“D” for Deception

And what about that footnote? It just adds insult to injury by showing the lengths to which the Fed has been willing to go to twist and bend the law authorizing it to pay interest on bank reserves. As the note correctly observes, that law requires that the Fed’s IOER rate not exceed “the general level of short-term interest rates.” Since the IOER rate is itself, as we’ve seen, a rate on a riskless zero-maturity asset, any reasonable interpretation of the statute would have it refer to the general level of rates on other short-term, riskless assets, such as 4 week-Treasury Bills or, perhaps, overnight Treasury-secured repos.

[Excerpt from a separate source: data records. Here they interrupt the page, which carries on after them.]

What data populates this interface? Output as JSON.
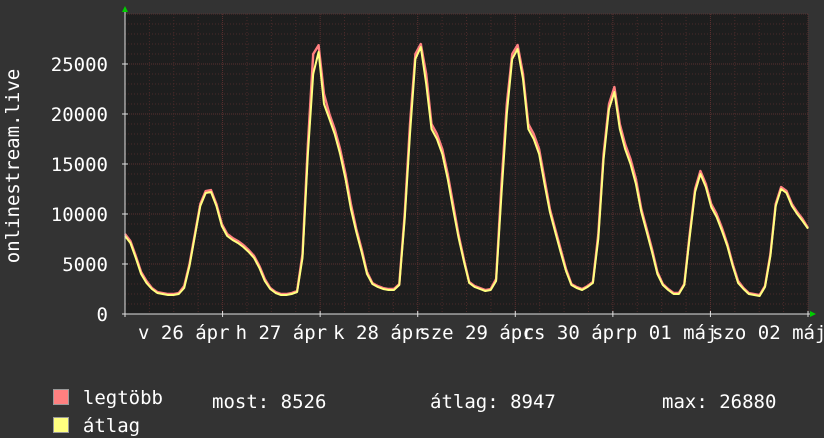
{
  "chart_data": {
    "type": "line",
    "ylabel": "onlinestream.live",
    "ylim": [
      0,
      30000
    ],
    "y_ticks": [
      0,
      5000,
      10000,
      15000,
      20000,
      25000
    ],
    "y_tick_labels": [
      "0",
      "5000",
      "10000",
      "15000",
      "20000",
      "25000"
    ],
    "x_tick_labels": [
      "v 26 ápr",
      "h 27 ápr",
      "k 28 ápr",
      "sze 29 ápr",
      "cs 30 ápr",
      "p 01 máj",
      "szo 02 máj"
    ],
    "grid": true,
    "legend_placement": "bottom-left",
    "colors": {
      "background": "#333333",
      "plot_background": "#1e1e1e",
      "grid_minor": "#4a2a2a",
      "grid_major": "#5a3030",
      "axis": "#e0e0e0",
      "arrow": "#00cc00",
      "series_max": "#ff8080",
      "series_avg": "#ffff80"
    },
    "series": [
      {
        "name": "legtöbb",
        "color": "#ff8080",
        "values": [
          8000,
          7300,
          5800,
          4200,
          3300,
          2600,
          2200,
          2100,
          2000,
          2000,
          2100,
          2800,
          5000,
          8000,
          11000,
          12300,
          12400,
          11000,
          9000,
          8000,
          7600,
          7300,
          6900,
          6400,
          5800,
          4800,
          3500,
          2600,
          2200,
          2000,
          2000,
          2100,
          2300,
          6000,
          17000,
          26000,
          26880,
          22000,
          20000,
          18500,
          16500,
          14000,
          11000,
          8500,
          6500,
          4200,
          3100,
          2800,
          2600,
          2500,
          2500,
          3000,
          10000,
          19000,
          26000,
          27000,
          24000,
          19000,
          18000,
          16500,
          14000,
          11000,
          8000,
          5500,
          3200,
          2800,
          2600,
          2400,
          2500,
          3500,
          13000,
          21000,
          26000,
          26900,
          24000,
          19000,
          18000,
          16500,
          13500,
          10500,
          8500,
          6500,
          4500,
          3000,
          2700,
          2500,
          2800,
          3200,
          8000,
          16000,
          21000,
          22700,
          19000,
          17000,
          15500,
          13500,
          10500,
          8500,
          6500,
          4200,
          3000,
          2500,
          2100,
          2100,
          3000,
          8000,
          12500,
          14300,
          13000,
          11000,
          10000,
          8600,
          7000,
          5000,
          3300,
          2600,
          2100,
          2000,
          1900,
          2800,
          6000,
          11000,
          12700,
          12300,
          11000,
          10200,
          9500,
          8600
        ]
      },
      {
        "name": "átlag",
        "color": "#ffff80",
        "values": [
          7800,
          7100,
          5600,
          4000,
          3100,
          2500,
          2100,
          2000,
          1900,
          1900,
          2000,
          2600,
          4800,
          7800,
          10800,
          12100,
          12200,
          10800,
          8800,
          7800,
          7400,
          7100,
          6700,
          6200,
          5600,
          4600,
          3300,
          2500,
          2100,
          1900,
          1900,
          2000,
          2200,
          5600,
          16000,
          24000,
          26200,
          21000,
          19500,
          18000,
          16000,
          13500,
          10500,
          8200,
          6200,
          4000,
          3000,
          2700,
          2500,
          2400,
          2400,
          2900,
          9500,
          18000,
          25500,
          26700,
          23000,
          18500,
          17500,
          16000,
          13500,
          10500,
          7700,
          5300,
          3100,
          2700,
          2500,
          2300,
          2400,
          3300,
          12000,
          20000,
          25500,
          26500,
          23500,
          18500,
          17500,
          16000,
          13000,
          10200,
          8200,
          6200,
          4300,
          2900,
          2600,
          2400,
          2700,
          3100,
          7500,
          15500,
          20500,
          22200,
          18500,
          16500,
          15000,
          13000,
          10200,
          8200,
          6200,
          4000,
          2900,
          2400,
          2000,
          2000,
          2900,
          7700,
          12200,
          14000,
          12700,
          10700,
          9700,
          8300,
          6800,
          4800,
          3100,
          2500,
          2000,
          1900,
          1800,
          2700,
          5800,
          10800,
          12500,
          12100,
          10800,
          10000,
          9300,
          8526
        ]
      }
    ],
    "legend": [
      {
        "name": "legtöbb",
        "color": "#ff8080"
      },
      {
        "name": "átlag",
        "color": "#ffff80"
      }
    ],
    "stats": {
      "now_label": "most:",
      "now_value": "8526",
      "avg_label": "átlag:",
      "avg_value": "8947",
      "max_label": "max:",
      "max_value": "26880"
    }
  }
}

So, in preparing Regulation D, how did the Fed define short-term rates for the purpose of implementing the statute? Why, as “rates on obligations with maturities of no more than one year, such as the primary credit rate and rates on term federal funds, term repurchase agreements, commercial paper, term Eurodollar deposits, and other similar instruments” (my emphasis). If you can’t see how self-serving — not to say dishonest — the Fed’s definition is, please read it again, carefully, bearing in mind what “term” rates are and that the Fed’s “primary credit rate” is what’s more commonly known as its “discount” rate — that is, “the interest rate charged to commercial banks and other depository institutions on loans they receive from their regional Federal Reserve Bank’s lending facility–the discount window.”

That Regulation D refers to “term” rates rather than overnight rates, when the latter are obviously more appropriate, is the least of it. The inclusion on the Fed’s list of comparable rates of the Fed’s primary credit rate is the real kicker. First of all, that rate isn’t a market rate but one that the Fed itself administers. What’s more, the Fed has long had a policy of setting it well “above the usual level of short-term market interest rates” (my emphasis again). These days, for example, it sets it “at a rate 50 basis points above the Federal Open Market Committee’s (FOMC) target rate for federal funds.” Because the IOER rate once defined the upper limit of the FOMC’s fed funds target rate range, and is now set 5 basis points below that limit, any interest rate that the Fed pays on reserves is bound to be lower than the Fed’s primary credit rate. Thus the Fed has cleverly interpreted and implemented the statute in a manner that allows it to claim that it is obeying the law requiring that its IOER rate not exceed “the general level of short-term interest rates” no matter how it sets that rate, including when it sets it well above truly comparable market-determined short-term rates!

Now I hope you’re at least starting to see why the Fed’s report has got my goat.

[1] “Sic” because it is the Board of Governors, rather than the FOMC, that sets the IOER rate. Concerning this anomalous exception to the rule assigning responsibility for the conduct of monetary policy to the FOMC, see my January 10, 2018 testimony before the Monetary Policy and Trade Subcommittee of the House Financial Services Committee.

[Cross-posted from]